About this blog

In 1972, a crack commando unit was sent to prison by a military court for a crime they didn't commit. These men promptly escaped from a maximum security stockade to the Los Angeles underground. Today, still wanted by the government, they survive as soldiers of fortune. If you have a problem, if no one else can help, and if you can find them, maybe you can hire ... The A-Team.

This was the introduction to one of the great TV series of the eighties. The purpose of this blog is to build up the definitive episode guide to the show across its five seasons which ran from 1983 to 1987. So this isn't too much of a burden, I'm intending to watch a couple of episodes a week and given that there were around 100 episodes made during its run, this will turn into a year-long project!

Monday, 30 May 2011

Family Reunion s5ep8

Co-starring: Jeff Corey as AJ Bancroft, Clare Kirkconnell as Ellen Bancroft, John Carter as Jacob Edwards, Terri Treas as “Ellen”, Beau Billingslea as Owens
Written by Steven L Sears
Directed by James Darren

The team protect a government witness who is returning to America with vital information and to see his daughter.

One of the best-remembered episodes from the fifth season, this is an always interesting attempt to combine the stock A-Team action elements with an involving character-based storyline.

The initial scene-setting has a comic tone as it turns out that Murdock has become too attached to the turkeys he has been tending to kill one for Thanksgiving (when this episode is set, emphasising the family storyline).

Once the team attempt to reunite father and daughter, the episode becomes an action-driven affair as they break her out and bring the two together (or so they think). It is at this point that the plot takes a key turn when it is revealed that the man the team are protecting claims to be Face’s father. Murdock discovers this at the same time as the audience, putting the character closet to Face in his most difficult dilemma.

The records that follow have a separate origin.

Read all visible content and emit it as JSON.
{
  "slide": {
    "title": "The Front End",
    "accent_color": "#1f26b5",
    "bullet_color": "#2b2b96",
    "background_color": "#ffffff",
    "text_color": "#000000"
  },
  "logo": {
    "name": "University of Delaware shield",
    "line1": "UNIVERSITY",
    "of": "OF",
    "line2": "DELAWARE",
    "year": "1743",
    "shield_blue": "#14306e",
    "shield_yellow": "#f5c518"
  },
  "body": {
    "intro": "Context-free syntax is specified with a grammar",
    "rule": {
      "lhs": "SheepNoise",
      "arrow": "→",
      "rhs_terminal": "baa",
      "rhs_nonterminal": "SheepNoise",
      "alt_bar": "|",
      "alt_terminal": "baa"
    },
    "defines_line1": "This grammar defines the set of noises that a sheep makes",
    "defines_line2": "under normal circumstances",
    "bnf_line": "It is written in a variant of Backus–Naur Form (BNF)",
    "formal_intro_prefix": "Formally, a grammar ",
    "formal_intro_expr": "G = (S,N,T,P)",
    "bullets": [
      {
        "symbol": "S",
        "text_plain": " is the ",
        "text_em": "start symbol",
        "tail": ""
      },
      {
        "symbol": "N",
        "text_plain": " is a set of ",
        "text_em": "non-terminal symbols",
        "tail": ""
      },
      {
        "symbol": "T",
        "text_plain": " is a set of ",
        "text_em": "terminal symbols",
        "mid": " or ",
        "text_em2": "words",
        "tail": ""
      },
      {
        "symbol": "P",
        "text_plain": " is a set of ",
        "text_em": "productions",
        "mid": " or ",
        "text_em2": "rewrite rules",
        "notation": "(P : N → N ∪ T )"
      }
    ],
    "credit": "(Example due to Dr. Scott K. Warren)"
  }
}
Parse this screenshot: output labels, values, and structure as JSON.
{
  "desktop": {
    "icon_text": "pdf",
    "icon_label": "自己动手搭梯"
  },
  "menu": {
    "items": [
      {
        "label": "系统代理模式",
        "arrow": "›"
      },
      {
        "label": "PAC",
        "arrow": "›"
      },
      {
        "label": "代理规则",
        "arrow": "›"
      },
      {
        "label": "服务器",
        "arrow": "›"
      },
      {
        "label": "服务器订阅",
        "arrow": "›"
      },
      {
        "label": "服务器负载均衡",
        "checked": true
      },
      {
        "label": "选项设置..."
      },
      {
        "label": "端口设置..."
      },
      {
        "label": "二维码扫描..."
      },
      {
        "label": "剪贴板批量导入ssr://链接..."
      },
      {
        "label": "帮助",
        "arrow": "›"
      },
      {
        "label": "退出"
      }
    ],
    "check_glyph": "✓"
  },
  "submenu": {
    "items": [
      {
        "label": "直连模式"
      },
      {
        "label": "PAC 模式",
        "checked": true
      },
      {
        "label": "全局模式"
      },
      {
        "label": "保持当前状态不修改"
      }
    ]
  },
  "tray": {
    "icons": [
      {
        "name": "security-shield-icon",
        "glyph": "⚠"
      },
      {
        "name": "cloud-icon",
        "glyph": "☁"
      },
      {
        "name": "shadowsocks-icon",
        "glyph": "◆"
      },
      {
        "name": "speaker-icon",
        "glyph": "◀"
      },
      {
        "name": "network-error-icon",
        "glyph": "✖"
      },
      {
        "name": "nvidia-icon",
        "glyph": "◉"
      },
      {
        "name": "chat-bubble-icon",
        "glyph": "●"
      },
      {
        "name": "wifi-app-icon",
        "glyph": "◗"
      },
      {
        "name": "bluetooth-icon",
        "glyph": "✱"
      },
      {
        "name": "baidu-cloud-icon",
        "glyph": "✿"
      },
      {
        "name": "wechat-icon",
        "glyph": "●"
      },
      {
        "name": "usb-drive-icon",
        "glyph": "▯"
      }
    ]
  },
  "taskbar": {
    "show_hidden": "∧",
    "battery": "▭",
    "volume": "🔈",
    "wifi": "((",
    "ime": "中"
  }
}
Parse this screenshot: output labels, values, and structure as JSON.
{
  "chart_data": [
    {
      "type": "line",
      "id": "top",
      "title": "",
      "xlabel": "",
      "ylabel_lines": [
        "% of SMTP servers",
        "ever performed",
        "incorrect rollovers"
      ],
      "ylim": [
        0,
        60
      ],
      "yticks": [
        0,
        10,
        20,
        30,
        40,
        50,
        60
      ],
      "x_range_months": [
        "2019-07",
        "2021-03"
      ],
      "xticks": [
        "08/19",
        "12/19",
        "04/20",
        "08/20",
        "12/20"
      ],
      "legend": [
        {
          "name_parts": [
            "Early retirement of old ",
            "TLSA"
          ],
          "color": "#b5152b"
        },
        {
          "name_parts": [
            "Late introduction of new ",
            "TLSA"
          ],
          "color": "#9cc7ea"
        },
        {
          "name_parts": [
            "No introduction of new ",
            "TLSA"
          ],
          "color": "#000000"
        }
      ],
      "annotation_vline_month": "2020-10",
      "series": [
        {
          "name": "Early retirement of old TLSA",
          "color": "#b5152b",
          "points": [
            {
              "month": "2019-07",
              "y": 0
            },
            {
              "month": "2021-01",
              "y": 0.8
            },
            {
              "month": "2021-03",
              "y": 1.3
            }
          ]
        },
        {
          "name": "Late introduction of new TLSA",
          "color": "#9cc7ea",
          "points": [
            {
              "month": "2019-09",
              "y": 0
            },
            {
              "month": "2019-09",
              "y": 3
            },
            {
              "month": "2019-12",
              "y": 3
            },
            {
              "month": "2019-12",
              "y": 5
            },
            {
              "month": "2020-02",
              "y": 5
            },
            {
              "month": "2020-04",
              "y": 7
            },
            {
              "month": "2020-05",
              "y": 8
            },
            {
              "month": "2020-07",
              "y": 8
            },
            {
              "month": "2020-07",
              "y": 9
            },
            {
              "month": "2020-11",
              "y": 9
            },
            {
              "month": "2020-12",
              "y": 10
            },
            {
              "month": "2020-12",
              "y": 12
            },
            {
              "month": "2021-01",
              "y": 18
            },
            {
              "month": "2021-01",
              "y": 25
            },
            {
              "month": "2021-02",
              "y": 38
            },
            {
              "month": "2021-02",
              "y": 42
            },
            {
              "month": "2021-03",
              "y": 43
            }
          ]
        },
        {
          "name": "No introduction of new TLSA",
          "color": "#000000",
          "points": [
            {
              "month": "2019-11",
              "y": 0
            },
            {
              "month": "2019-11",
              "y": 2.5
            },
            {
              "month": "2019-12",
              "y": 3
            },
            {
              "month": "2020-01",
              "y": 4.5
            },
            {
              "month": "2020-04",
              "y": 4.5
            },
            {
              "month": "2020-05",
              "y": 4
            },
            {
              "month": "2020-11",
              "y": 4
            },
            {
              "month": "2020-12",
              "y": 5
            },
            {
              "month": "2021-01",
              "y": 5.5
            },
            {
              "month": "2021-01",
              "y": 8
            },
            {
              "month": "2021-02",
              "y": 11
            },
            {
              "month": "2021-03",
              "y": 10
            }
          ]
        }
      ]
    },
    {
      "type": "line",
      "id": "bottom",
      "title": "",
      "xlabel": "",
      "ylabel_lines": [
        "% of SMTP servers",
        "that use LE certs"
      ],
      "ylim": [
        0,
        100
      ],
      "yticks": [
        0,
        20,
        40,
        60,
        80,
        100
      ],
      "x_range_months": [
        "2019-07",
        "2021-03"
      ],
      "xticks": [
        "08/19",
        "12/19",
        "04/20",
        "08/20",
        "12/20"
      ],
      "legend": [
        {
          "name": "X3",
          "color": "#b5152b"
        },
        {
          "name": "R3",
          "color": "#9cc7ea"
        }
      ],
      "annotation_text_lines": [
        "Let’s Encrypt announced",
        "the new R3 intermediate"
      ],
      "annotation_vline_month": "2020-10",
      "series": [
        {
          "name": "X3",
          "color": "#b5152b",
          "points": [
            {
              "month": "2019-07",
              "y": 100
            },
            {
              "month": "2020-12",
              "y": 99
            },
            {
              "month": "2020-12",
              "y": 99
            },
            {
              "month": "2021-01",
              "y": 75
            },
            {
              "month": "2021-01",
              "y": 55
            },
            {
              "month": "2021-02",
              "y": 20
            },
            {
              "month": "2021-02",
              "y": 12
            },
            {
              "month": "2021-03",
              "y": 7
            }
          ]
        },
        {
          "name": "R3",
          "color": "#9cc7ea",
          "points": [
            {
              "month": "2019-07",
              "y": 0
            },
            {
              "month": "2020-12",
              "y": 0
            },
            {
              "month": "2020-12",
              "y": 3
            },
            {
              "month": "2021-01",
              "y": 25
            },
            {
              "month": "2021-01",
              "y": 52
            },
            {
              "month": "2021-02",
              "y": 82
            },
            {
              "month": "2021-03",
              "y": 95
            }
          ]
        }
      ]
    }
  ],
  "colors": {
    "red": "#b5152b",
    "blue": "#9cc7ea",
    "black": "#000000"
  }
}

The remainder of the episode is split between the main protection plot, scenes with the newly reunited but not entirely aware family and Murdock agonising over whether to tell Face. Bancroft, who has returned to America as he is dying, wants to tell Face the truth personally, something which Murdock decides to respect.

The one problem with the episode is that the two disparate elements never quite mix, there being a rather derivative pursuit element in the background that means constant shifts in tone between standard action and family drama. Although the two sides to the story never quite blend, there is enough happening to ensure the interest level remains high.

Both Benedict and Schultz give very strong performances and the scene in which Face argues with Murdock for not telling him sooner is one of the most genuinely affecting moments in any episode. This scene alone makes the episode well worth seeing, being built on the close bond their characters have developed over the course of five seasons.

It may not entirely work but all credit to the show for trying something very different to the norm. With episodes such as this, it is a shame the plug was pulled on the show before the 5th season had the opportunity to complete a full run. It demonstrates that the show could lend itself to more serious episodes which would have been more beneficial for the ratings than some of the silly episodes like ‘The Crystal Skull’ and ‘The Grey Team’. 9/10

1 comment:

  1. I'm not sure I fully buy the premise of Murdock being torn between loyalty to Face or a vow to a complete stranger. A scenario where Murdock felt he had to protect Face from the truth seems like it would've been far more plausible. Regardless, Benedict and Schultz do manage to sell the idea, particularly in their big confrontation scene.

    This episode was originally used as something of a promotional gimmick, with fans being allowed to choose (via a phone-in poll) whether or not Bancroft would really be Face's dad. Presumably, the unused ending was little more than alternate dialogue during the final scene. Too bad it wasn't included as a dvd extra- assuming it still exists.